    http://t3.gstatic.com/images?q=tbn:Iv...

    http://t0.gstatic.com/images?q=tbn:MT...

    Now, the first plant I'm not sure of, it looks like epazote, commonly known as skunkweed, but I'm not positive. Does it have an aroma, a little like petroleum or gasoline? If it is epazote, it's a weed but considered to be an culinary herb in certain countries; it's very edible, especially fresh, used frequently in Mexican cuisine, mostly in bean dishes, and is an anti-flatulant. Grows wild in your neck of the woods, and even in Central Park:

    http://t3.gstatic.com/images?q=tbn:DF...

    http://t2.gstatic.com/images?q=tbn:Bo...

    I'm betting other posters will weigh in with their thoughts to help you out.

    2 Replies
    1. re: bushwickgirl

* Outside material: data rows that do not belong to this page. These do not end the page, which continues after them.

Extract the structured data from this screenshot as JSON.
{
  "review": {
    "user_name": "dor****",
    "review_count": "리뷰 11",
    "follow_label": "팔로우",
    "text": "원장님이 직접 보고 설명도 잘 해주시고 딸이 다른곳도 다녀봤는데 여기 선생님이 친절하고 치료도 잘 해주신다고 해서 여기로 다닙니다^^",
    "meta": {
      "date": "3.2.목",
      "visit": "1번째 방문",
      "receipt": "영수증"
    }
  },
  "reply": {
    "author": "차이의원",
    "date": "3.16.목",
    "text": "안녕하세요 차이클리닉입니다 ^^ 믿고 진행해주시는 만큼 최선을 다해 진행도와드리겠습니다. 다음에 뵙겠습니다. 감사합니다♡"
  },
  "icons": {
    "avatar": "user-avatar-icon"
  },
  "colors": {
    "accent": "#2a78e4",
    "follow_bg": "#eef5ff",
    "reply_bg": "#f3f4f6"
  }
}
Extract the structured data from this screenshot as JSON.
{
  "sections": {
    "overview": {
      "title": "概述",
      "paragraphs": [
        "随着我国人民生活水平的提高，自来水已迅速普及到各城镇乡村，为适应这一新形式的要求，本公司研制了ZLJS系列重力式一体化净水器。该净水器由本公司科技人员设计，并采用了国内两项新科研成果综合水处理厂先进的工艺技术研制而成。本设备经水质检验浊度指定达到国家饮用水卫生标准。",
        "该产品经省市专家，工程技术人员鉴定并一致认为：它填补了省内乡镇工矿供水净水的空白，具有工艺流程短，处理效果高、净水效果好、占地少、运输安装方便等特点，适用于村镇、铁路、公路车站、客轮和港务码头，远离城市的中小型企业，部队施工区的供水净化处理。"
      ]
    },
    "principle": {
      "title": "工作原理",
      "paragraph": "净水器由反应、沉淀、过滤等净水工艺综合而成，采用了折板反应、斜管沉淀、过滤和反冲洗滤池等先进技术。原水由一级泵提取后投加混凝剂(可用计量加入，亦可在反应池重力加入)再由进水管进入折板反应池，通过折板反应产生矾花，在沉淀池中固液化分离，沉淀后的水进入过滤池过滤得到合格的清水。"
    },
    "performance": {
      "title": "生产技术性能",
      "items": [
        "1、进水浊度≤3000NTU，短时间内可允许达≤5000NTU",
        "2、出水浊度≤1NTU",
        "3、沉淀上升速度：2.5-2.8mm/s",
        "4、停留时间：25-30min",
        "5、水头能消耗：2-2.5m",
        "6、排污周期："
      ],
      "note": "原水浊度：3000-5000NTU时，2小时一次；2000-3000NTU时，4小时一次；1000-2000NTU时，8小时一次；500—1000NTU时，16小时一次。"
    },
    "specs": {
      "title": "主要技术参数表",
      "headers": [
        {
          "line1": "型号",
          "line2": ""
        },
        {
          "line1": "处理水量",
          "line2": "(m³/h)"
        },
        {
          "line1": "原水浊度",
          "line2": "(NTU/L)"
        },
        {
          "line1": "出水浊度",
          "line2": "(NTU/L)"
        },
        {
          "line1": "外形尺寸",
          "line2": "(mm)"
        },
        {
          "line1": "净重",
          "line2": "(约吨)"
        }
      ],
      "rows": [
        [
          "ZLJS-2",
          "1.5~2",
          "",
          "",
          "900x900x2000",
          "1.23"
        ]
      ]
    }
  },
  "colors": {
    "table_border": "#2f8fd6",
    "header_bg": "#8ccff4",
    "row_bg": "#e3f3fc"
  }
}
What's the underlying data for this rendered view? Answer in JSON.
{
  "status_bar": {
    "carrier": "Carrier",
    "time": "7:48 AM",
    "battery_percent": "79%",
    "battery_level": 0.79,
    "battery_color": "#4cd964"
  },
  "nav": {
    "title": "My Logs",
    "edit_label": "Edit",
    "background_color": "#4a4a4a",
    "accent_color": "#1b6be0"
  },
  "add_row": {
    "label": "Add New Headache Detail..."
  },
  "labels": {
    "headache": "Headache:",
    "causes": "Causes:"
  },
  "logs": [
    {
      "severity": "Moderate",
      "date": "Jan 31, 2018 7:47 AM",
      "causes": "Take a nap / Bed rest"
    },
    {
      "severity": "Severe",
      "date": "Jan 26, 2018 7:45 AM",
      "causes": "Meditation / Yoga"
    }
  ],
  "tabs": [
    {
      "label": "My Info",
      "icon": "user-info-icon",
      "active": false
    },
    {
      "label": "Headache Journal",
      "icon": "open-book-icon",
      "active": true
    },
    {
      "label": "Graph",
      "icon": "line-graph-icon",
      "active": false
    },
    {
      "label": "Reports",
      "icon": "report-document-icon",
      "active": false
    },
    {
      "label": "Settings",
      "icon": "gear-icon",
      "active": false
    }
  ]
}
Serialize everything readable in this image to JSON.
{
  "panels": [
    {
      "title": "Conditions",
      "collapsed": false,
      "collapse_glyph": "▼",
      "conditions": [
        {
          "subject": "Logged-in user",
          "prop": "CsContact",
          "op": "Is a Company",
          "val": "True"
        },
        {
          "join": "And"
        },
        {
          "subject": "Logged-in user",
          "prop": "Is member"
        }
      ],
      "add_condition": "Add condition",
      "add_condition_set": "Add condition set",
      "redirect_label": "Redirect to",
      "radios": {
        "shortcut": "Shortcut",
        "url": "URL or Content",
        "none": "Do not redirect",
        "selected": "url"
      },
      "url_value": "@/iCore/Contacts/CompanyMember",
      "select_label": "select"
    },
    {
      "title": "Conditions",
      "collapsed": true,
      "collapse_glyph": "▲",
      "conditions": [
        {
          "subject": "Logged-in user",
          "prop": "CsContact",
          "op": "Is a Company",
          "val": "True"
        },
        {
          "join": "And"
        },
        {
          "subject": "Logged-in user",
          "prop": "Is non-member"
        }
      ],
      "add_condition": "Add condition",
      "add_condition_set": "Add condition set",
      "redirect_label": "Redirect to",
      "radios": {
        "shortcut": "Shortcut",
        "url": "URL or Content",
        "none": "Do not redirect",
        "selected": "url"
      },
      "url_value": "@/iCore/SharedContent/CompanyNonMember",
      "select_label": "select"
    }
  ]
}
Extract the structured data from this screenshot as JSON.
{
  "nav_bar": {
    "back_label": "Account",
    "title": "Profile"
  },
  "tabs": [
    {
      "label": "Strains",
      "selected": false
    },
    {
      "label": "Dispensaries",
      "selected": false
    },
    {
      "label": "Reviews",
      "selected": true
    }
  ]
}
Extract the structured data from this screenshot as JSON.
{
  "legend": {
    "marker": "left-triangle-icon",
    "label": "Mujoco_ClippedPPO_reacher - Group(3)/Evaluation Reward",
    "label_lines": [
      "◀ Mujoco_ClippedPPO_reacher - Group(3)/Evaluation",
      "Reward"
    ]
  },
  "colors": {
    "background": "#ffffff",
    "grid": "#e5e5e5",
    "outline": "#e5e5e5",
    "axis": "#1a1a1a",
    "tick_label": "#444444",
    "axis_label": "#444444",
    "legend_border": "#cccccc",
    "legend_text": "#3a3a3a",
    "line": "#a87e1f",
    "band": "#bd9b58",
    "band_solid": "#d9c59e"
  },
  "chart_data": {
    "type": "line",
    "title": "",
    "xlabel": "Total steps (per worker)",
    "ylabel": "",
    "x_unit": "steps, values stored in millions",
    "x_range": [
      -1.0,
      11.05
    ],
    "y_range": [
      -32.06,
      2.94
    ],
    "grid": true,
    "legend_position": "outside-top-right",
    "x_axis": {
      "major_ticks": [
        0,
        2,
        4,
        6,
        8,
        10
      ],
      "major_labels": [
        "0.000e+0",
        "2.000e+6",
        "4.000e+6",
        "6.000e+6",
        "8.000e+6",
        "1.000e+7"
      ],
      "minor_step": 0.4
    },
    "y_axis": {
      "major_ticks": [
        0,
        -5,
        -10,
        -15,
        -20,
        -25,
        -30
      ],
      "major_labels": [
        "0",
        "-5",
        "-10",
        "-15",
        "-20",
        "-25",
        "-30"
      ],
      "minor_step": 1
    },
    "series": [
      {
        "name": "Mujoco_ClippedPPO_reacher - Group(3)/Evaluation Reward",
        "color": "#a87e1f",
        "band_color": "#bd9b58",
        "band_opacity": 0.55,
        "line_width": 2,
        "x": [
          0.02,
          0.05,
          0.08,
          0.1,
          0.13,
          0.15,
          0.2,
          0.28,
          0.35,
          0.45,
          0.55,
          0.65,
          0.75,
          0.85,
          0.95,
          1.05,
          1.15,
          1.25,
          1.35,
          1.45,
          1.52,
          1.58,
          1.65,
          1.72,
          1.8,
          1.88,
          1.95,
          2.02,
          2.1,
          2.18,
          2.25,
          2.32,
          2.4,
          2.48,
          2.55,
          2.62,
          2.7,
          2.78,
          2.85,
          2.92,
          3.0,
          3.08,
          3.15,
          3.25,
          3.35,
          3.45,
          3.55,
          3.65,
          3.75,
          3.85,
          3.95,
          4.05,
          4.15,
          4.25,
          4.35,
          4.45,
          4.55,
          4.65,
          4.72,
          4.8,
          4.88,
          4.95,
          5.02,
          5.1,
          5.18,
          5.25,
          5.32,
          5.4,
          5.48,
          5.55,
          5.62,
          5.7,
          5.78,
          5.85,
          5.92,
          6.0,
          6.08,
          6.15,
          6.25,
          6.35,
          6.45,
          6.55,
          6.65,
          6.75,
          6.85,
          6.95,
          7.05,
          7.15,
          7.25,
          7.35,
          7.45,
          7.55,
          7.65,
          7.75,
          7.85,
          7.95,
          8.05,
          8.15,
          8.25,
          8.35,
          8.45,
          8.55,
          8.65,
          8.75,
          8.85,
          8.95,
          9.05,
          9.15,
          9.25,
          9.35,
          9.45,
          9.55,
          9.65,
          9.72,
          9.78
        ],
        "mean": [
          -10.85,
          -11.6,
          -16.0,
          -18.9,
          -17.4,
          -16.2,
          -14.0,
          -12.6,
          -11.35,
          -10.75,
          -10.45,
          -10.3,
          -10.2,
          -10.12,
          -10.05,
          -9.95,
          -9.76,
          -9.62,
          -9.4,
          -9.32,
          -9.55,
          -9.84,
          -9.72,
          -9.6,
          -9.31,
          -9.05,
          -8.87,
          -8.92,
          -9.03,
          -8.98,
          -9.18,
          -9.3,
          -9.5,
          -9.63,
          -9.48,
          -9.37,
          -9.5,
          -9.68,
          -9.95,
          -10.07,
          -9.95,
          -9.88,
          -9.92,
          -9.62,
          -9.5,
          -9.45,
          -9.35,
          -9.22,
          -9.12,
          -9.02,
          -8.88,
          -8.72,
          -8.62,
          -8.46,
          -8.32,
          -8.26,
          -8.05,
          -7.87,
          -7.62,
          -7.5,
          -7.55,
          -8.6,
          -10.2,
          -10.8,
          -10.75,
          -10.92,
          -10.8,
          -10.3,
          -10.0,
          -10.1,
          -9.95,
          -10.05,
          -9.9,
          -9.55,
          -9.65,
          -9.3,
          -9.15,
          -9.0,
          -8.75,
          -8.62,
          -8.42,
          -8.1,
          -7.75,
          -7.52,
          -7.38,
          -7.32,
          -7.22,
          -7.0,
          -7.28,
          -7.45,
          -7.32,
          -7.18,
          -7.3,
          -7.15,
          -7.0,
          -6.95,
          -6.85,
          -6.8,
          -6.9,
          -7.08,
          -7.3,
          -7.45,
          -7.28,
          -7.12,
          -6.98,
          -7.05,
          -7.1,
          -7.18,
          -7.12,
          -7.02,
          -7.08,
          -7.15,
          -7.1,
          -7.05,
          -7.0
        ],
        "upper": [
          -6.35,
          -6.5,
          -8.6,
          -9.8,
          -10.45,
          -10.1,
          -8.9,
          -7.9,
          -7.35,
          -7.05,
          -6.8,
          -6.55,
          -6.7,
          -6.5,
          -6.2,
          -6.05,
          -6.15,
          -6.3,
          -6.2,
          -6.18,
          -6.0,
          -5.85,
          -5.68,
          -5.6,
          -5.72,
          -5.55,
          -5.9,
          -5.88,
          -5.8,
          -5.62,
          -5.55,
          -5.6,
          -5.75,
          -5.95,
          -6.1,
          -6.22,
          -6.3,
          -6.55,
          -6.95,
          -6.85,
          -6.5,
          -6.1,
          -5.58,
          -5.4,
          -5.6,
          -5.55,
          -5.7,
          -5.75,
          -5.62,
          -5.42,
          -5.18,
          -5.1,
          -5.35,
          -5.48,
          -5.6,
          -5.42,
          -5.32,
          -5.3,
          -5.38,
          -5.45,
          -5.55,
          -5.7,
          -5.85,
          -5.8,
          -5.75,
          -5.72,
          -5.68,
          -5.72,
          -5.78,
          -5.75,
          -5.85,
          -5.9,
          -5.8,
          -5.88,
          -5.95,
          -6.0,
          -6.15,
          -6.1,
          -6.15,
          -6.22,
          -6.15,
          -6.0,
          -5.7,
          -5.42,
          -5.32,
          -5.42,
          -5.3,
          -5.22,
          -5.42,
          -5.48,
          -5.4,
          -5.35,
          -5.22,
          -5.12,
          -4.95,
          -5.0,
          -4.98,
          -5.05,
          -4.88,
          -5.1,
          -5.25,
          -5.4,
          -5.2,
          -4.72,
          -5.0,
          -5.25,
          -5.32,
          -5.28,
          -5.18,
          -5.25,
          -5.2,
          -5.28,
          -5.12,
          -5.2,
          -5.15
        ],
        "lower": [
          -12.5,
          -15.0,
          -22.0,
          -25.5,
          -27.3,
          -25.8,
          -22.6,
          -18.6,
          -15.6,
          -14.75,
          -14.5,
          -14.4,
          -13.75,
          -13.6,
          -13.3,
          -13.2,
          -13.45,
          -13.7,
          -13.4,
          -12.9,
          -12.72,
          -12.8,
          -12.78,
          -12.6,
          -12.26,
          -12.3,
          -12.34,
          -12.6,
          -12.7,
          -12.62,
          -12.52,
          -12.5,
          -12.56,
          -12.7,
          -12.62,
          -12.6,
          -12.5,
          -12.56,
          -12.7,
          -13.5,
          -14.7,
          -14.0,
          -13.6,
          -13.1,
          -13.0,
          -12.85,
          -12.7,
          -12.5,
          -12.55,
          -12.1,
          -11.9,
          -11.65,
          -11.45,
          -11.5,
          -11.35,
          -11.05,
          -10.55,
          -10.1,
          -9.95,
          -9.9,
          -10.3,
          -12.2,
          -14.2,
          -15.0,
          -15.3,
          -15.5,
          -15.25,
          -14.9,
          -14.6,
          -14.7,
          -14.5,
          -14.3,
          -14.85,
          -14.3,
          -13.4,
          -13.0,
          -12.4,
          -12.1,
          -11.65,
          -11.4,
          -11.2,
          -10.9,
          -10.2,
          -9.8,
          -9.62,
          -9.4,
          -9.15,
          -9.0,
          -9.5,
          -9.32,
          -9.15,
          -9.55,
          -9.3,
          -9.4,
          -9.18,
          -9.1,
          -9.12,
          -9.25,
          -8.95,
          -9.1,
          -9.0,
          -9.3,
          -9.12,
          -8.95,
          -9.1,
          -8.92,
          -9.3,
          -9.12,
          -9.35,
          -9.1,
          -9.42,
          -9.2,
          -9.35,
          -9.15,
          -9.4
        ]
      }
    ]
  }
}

      In the South (at least Tenn/Ark) people do in fact eat young pokeberry leaves boiled twice - it's called poke salat. Legend is that it's good for health. We had a lot of it on our large and somewhat wild property, and a neighbor regularly came and foraged huge amounts with our blessing, then passed out the dish to friends. I've never prepared it myself but here's some info on how to:
      http://www.watersheds.org/nature/poke...

      1. re: fesenjan

        There's a thread right now on the Home Cooking Board about pokeweed, with some big precautions for first time pickers, the leaves have to be very young, cook it twice, don't eat the mature leaves, berries, taproot, etc. Not sure If I would do it, since it's not considered an edible green in the Northeast, and is not consumed in this part of the country, although it grows all over the place; I have it growing in my backyard in Brooklyn. I see in your link that it's thought to be good for arthrtis, which I have, but the leaves on my plants are quite mature now. It looks from the OP's photo that her leaves are, also. I think I'll wait til next year.;-)

        http://chowhound.chow.com/topics/7143...

    2. Thank you all! I'm going to pull up both! Boy am I glad I found this forum!!!!

      1 Reply
      1. re: njfarmgirl

        nj, now that you've discovered the plant, here's a great recipe for a pokeweed saute with goat cheese and pecans: www.veria.com/pokeweed-saute-with-goa....

        if you're into foraging and want some guidance on how best to prepare wild foods, you should look up sunny savage (the above is one of her recipes). she has a food-foraging show called Hot On The Trail and she's being featured at veria.com right now if you want to check her out! www.veria.com/hott-headquarters.html

      2. first one is NOT epazote, which is branched and semi-woody. Leaves are slightly scalloped-edged, dark green above and lighter on the reverse. Bears flowers and seeds at many branch tips.

        The first photo above is an annual which issues one main stem from a basal rosette of leaves; usually will have only one bloom stem (unless broken, then it might split into more) much like a foxglove grows. Sorry but I can't ID it. Never seen it on the central west coast.